Altman made quick work of his opponents at the county tournament and got pins in 0:46, 0:31 and 4:57 against Marriotts Ridge’s Jack Baxter to win it. He faced tough competition at the 3A/4A East regional meet but found a way to capture the title after an overtime win in the semifinals. His route to the state finals included another quick fall, a 4-2 decision over the eventual third-place finisher and another pin of Baxter. Altman was pinned in the championship match by nationally-ranked Isaac Righter of Magruder.
Second Team All-County
106: Jabari Pinkney, Hammond, junior
113: Mason Cowell, Oakland Mills, freshman
120: Griffin Ordowski, Mt. Hebron, junior
126: Jonah Richardson, River Hill, junior
132: Jack McGuire, Mt. Hebron, junior
138: Isaiah Williams, Oakland Mills, senior
145: Shayan Kassiri, Howard, senior
152: Michael Claxton, Oakland Mills, junior
152: Micah Nowlin, Hammond, senior
152: Bryce Kampert, Mt. Hebron, senior
160: Steven Harrell, Oakland Mills, junior
170: Zach Bedell, Marriotts Ridge, senior
182: Jordan Brown, Hammond, junior
195: Jake Durkin, Glenelg, junior
195: Tony Blunt, Wilde Lake, senior
220: Miles Crook, Oakland Mills, senior
220: Lucas Suri, Glenelg, junior
285: Jack Baxter, Marriotts Ridge, junior
Final Howard County 2019-20 Standings
Marriotts Ridge*: 11-0 county, 33-4 overall; 6th place at county tournament
Glenelg^: 10-1 county, 22-4 overall; 1st place at county tournament
River Hill**: 9-2 county, 24-8 overall; 4th place at county tournament
Oakland Mills: 7-4 county, 14-8 overall; 2nd place at county tournament
Hammond: 7-4 county, 22-9 overall; 3rd place at county tournament
Mt. Hebron: 7-4 county, 22-10 overall; 5th place at county tournament
Centennial: 5-6 county, 10-18 overall; 8th place at county tournament
Atholton: 4-7 county, 7-15 overall; 7th place at county tournament
Reservoir: 3-8 county, 8-13 overall; 10th place at county tournament
Howard: 2-9 county, 9-19 overall; 9th place at county tournament
Long Reach: 1-10 county, 4-17 overall; 11th place at county tournament

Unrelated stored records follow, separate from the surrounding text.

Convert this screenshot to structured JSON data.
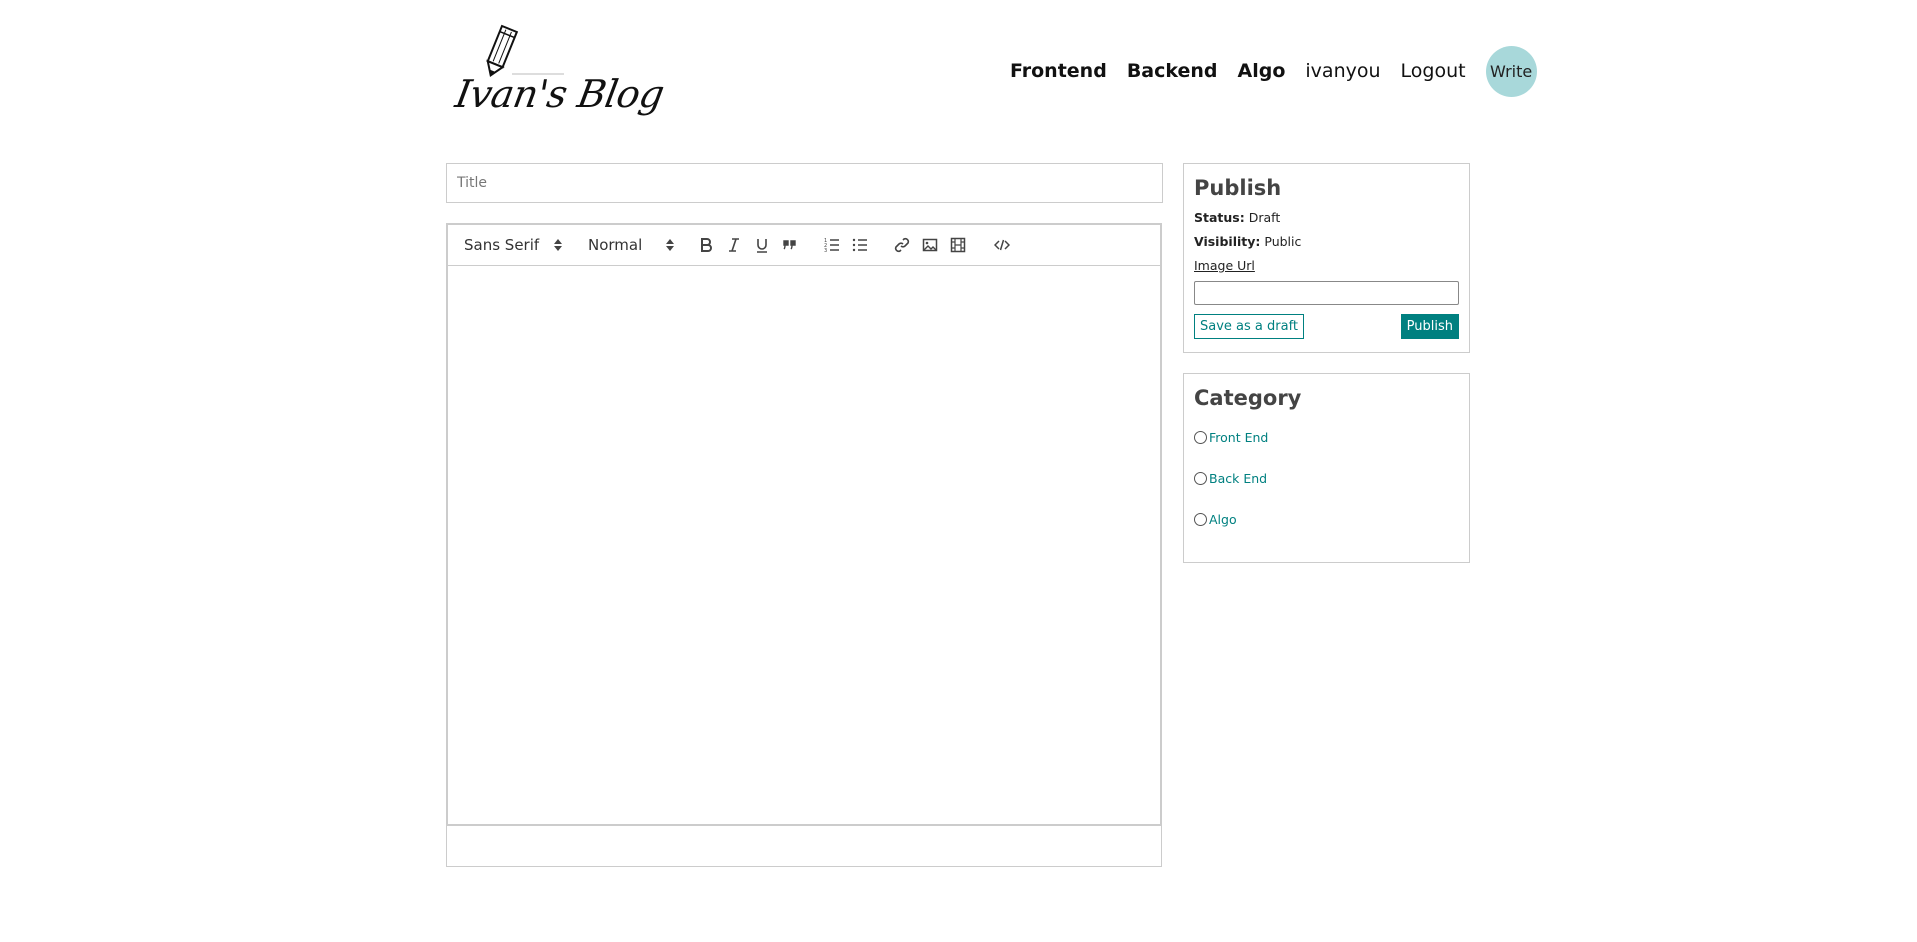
{
  "brand": {
    "name": "Ivan's Blog",
    "logo_icon": "pencil-icon"
  },
  "nav": {
    "frontend": "Frontend",
    "backend": "Backend",
    "algo": "Algo",
    "user": "ivanyou",
    "logout": "Logout",
    "write": "Write"
  },
  "editor": {
    "title_placeholder": "Title",
    "font_picker": "Sans Serif",
    "size_picker": "Normal",
    "toolbar_icons": [
      "bold-icon",
      "italic-icon",
      "underline-icon",
      "blockquote-icon",
      "ordered-list-icon",
      "bullet-list-icon",
      "link-icon",
      "image-icon",
      "video-icon",
      "code-block-icon"
    ]
  },
  "publish": {
    "heading": "Publish",
    "status_label": "Status:",
    "status_value": "Draft",
    "visibility_label": "Visibility:",
    "visibility_value": "Public",
    "image_url_label": "Image Url",
    "image_url_value": "",
    "save_draft_label": "Save as a draft",
    "publish_label": "Publish"
  },
  "category": {
    "heading": "Category",
    "options": [
      "Front End",
      "Back End",
      "Algo"
    ]
  },
  "colors": {
    "accent": "#008080",
    "write_bg": "#a8d8da",
    "border": "#cccccc"
  }
}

Wilde Lake: 0-12 county, 2-26 overall; 12th place at county tournament
Glenelg Country School: 1-5 MIAA B Conference, 2-8 overall; 5th place at MIAA B Conference tournament